On Tue 15 Sept I went to an event in Glasgow Caledonia University organised by the Centre For Confidence and Well-being. A capacity crowd turned out to listen to Dr. Norman Doidge discuss ideas from his recent book, The Brain That Changes Itself.
Formerly, I could never decide whether, before attending a talk about a book, it would be better to have read none, some or all of the book. I had read about 1/3 of the book before attending and so was familiar with a little of the territory. I must confess to being no nearer a solution to this dilemma as I felt that prior knowledge of some chapters made those parts of the talk easier to follow (and film footage of some of the characters certainly reinforced my memory of what I had read). However, nearing the end of the book, I also feel certain that having been present at the talk enabled me to get more out of the remaining chapters.

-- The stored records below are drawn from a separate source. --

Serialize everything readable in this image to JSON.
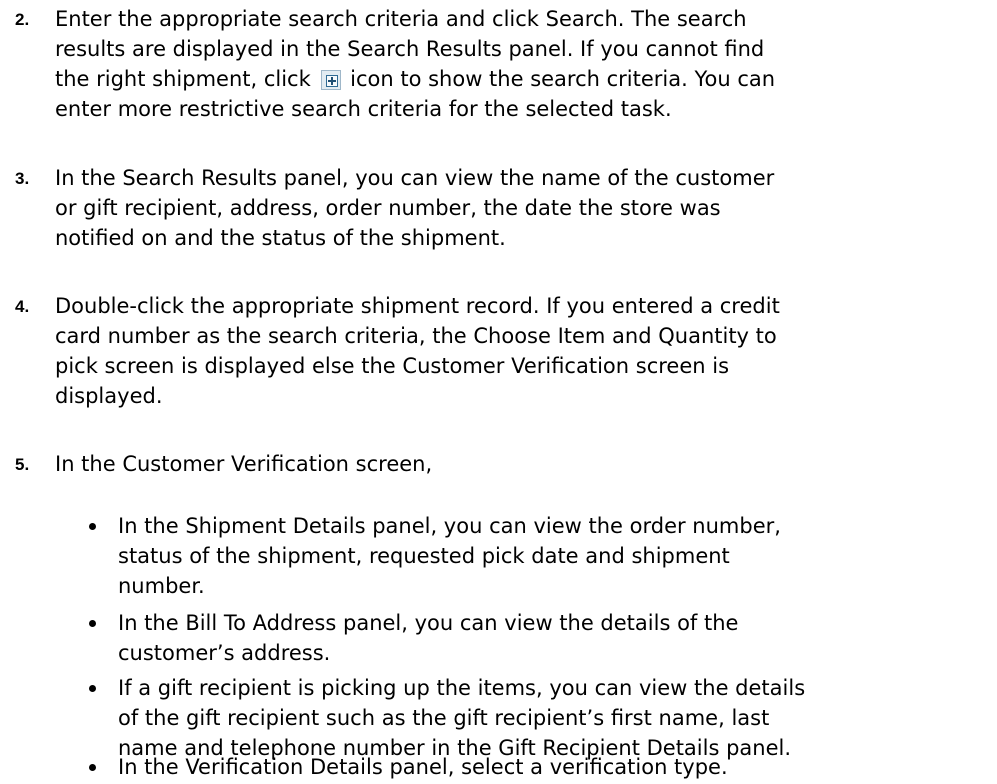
{
  "steps": [
    {
      "number": "2.",
      "line1_before_icon": "Enter the appropriate search criteria and click Search. The search",
      "line2": "results are displayed in the Search Results panel. If you cannot find",
      "line3_before_icon": "the right shipment, click",
      "icon": "expand-plus-icon",
      "line3_after_icon": "icon to show the search criteria. You can",
      "line4": "enter more restrictive search criteria for the selected task."
    },
    {
      "number": "3.",
      "lines": [
        "In the Search Results panel, you can view the name of the customer",
        "or gift recipient, address, order number, the date the store was",
        "notified on and the status of the shipment."
      ]
    },
    {
      "number": "4.",
      "lines": [
        "Double-click the appropriate shipment record. If you entered a credit",
        "card number as the search criteria, the Choose Item and Quantity to",
        "pick screen is displayed else the Customer Verification screen is",
        "displayed."
      ]
    },
    {
      "number": "5.",
      "lines": [
        "In the Customer Verification screen,"
      ]
    }
  ],
  "bullets": [
    {
      "lines": [
        "In the Shipment Details panel, you can view the order number,",
        "status of the shipment, requested pick date and shipment",
        "number."
      ]
    },
    {
      "lines": [
        "In the Bill To Address panel, you can view the details of the",
        "customer’s address."
      ]
    },
    {
      "lines": [
        "If a gift recipient is picking up the items, you can view the details",
        "of the gift recipient such as the gift recipient’s first name, last",
        "name and telephone number in the Gift Recipient Details panel."
      ]
    },
    {
      "lines": [
        "In the Verification Details panel, select a verification type."
      ]
    }
  ]
}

I would say that the central claim of the book is that the metaphor of hard wiring and the perception of the brain as a computer are not supported by evidence of the brain’s capacity for change – as cited in the book’s wealth of anecdotal evidence of near-miraculous recovery from strokes and neurological disorders.
In person and in his writing, Dr Doidge effortlessly guides the lay listener/reader through what might hitherto have been regarded as difficult territory. I got a great deal out of reading the book but would like to concentrate on three nuggets which I feel immediately applicable to professional and personal development.
Learning Difficulty. Dr Doidge suggested that we all tend to equate this term with the same few deficits – difficulty with reading, writing, auditory processing etc. Our society has come to prize these activities/tools. Had things turned out otherwise, many more of us might find ourselves categorised as having a learning difficulty. I for example, have no sense of direction whatever, and precious little visual acuity. I wouldn’t have survived half-an-hour in a hunter-gatherer society and it’s lucky for me that I appeared here and now.
Attention: Dr. Doidge makes it very clear that lasting cognitive change is impossible without the full attention of the learner. We all know this but it’s rewarding to hear the evidence put forward from such a physical, as opposed to pedagogical, point of view.
Habit: we are all familiar with the adage, use it or lose it. Unless I’ve missed something, there does not seem to be a similarly snappy phrase for the other side of this coin – repeat it and benefit from/live with it. As a teacher of physical techniques I feel vindicated in having been such a stickler for technical correctness. Poor habits, once instilled, are very difficult to shake off and the thousands of reminders-per-week have not been in vain. The idea of fuss being made of posture, hand positions etc. can summon up images of terrified pupils, sitting bolt-upright, their limbs and digits exhibiting the flexibility of wrought-iron. Au contraire. What I am describing is natural technique where the skeleton does its own work and the muscles do only what is required. This could be summed up as follows: the strength is in the technique – not the person. That reinforcement in this regard should come from a book about neuroplasticity is no more of a surprise to me than the fact that my approach to natural technique came, not from music college, but from here.